:: RECORDS SUPPLIED ::
Start of Block
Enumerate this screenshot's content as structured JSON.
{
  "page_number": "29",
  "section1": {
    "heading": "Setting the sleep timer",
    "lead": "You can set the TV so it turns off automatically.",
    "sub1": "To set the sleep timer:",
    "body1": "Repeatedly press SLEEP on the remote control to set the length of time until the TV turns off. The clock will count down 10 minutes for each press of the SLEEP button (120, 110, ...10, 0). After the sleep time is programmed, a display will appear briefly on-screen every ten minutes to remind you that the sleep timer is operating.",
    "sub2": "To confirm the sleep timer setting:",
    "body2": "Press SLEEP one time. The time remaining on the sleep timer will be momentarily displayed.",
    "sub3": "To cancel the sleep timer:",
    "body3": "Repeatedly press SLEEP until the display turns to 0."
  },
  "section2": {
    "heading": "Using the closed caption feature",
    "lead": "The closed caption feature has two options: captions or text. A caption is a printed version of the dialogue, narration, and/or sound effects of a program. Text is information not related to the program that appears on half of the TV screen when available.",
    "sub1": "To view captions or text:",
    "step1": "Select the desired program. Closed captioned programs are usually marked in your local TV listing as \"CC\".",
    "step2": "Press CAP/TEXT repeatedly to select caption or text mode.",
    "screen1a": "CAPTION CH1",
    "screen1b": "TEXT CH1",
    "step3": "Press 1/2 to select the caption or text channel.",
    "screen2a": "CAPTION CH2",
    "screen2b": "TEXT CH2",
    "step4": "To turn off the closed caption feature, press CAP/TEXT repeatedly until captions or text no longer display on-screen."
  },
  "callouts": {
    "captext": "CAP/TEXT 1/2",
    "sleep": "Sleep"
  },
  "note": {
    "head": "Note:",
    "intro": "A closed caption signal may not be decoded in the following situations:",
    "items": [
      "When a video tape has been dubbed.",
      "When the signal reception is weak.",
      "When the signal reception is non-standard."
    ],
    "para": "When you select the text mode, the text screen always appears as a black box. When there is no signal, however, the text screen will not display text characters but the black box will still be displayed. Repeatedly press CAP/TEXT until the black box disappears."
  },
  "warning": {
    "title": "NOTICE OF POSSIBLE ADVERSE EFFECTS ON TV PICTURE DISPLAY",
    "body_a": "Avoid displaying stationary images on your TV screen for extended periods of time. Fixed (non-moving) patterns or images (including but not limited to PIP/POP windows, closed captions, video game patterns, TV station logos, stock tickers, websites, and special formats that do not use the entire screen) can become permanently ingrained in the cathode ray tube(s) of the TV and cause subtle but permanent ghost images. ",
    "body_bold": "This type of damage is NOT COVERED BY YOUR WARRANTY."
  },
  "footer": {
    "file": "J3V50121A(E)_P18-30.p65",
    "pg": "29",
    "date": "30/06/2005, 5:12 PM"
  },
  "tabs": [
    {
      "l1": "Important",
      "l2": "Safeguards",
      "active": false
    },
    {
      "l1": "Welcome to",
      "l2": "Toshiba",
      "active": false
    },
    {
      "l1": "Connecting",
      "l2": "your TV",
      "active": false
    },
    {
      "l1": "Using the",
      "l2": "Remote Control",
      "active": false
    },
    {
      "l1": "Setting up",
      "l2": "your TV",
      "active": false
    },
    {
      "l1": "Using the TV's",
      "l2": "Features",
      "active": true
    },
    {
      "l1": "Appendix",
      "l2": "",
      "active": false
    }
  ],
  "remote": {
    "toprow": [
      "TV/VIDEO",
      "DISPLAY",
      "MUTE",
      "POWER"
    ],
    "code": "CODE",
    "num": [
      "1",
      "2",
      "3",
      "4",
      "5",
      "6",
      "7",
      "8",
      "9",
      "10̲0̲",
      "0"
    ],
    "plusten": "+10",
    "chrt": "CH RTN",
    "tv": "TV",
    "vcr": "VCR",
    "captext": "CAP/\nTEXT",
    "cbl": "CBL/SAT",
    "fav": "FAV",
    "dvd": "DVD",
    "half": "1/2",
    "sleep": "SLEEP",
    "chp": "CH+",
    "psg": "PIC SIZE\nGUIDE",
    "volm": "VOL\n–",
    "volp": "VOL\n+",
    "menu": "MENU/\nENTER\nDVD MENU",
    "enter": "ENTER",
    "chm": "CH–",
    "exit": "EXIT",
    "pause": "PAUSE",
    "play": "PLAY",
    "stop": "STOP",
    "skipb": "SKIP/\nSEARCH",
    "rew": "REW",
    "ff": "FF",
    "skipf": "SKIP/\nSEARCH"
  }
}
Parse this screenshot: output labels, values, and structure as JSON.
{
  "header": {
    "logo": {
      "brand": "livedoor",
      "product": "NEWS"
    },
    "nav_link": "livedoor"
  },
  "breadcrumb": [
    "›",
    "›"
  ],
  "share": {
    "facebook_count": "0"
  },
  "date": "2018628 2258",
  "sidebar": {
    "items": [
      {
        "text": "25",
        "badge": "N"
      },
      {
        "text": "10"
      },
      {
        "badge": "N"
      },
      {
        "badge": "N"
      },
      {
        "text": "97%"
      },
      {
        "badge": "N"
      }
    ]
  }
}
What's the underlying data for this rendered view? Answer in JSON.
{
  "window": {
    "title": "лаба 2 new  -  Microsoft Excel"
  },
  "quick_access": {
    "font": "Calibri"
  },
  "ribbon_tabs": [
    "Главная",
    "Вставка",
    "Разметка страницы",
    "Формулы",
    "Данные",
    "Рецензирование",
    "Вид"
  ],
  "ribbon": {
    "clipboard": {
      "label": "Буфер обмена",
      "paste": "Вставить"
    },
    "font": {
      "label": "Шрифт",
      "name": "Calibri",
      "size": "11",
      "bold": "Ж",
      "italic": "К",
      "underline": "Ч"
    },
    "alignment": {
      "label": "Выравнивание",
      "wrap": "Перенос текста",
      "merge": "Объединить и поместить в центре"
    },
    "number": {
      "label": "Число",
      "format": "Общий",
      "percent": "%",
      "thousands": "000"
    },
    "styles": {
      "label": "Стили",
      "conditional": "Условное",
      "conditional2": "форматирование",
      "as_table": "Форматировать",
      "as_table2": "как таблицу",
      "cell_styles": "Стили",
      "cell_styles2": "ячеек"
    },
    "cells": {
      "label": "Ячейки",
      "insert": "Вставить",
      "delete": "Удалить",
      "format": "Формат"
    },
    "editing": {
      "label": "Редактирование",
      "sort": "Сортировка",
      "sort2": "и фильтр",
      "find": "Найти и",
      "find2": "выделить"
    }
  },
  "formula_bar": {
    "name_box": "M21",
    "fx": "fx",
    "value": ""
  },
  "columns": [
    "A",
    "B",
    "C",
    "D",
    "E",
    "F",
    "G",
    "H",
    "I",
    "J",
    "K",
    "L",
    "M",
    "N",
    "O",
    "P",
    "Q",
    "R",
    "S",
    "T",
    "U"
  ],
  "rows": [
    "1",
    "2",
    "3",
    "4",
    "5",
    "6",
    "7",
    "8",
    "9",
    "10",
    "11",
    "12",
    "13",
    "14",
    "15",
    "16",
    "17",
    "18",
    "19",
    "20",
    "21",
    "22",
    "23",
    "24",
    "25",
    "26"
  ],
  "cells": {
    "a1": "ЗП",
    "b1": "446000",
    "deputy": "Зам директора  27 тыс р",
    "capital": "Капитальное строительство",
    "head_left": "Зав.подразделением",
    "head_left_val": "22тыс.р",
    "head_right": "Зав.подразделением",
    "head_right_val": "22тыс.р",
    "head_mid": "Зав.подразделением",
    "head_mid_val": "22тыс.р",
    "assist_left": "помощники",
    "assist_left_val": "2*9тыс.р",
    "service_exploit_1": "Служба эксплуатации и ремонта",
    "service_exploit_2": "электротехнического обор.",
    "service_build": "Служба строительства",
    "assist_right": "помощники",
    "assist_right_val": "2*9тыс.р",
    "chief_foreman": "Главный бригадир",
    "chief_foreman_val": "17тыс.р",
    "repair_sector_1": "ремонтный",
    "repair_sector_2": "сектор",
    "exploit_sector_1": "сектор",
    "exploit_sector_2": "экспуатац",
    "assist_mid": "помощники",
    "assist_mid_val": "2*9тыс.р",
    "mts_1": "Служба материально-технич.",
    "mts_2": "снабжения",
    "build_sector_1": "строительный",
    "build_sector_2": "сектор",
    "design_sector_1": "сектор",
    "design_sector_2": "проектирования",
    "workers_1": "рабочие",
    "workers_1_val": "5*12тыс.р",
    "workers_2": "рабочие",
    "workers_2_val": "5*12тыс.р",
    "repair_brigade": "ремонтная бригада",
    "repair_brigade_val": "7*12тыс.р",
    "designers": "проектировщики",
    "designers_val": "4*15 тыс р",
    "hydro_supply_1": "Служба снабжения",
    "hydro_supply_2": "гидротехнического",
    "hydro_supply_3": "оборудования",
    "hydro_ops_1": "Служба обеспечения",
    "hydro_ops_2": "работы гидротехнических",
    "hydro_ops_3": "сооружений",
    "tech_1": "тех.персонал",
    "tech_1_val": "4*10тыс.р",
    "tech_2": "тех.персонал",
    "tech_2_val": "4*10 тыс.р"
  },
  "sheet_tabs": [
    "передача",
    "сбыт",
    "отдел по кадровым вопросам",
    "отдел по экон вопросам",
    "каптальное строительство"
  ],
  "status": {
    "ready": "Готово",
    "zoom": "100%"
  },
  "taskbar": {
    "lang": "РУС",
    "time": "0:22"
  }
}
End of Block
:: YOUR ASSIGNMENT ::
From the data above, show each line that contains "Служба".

:: ANSWER SECTION ::
    "service_exploit_1": "Служба эксплуатации и ремонта",
    "service_build": "Служба строительства",
    "mts_1": "Служба материально-технич.",
    "hydro_supply_1": "Служба снабжения",
    "hydro_ops_1": "Служба обеспечения",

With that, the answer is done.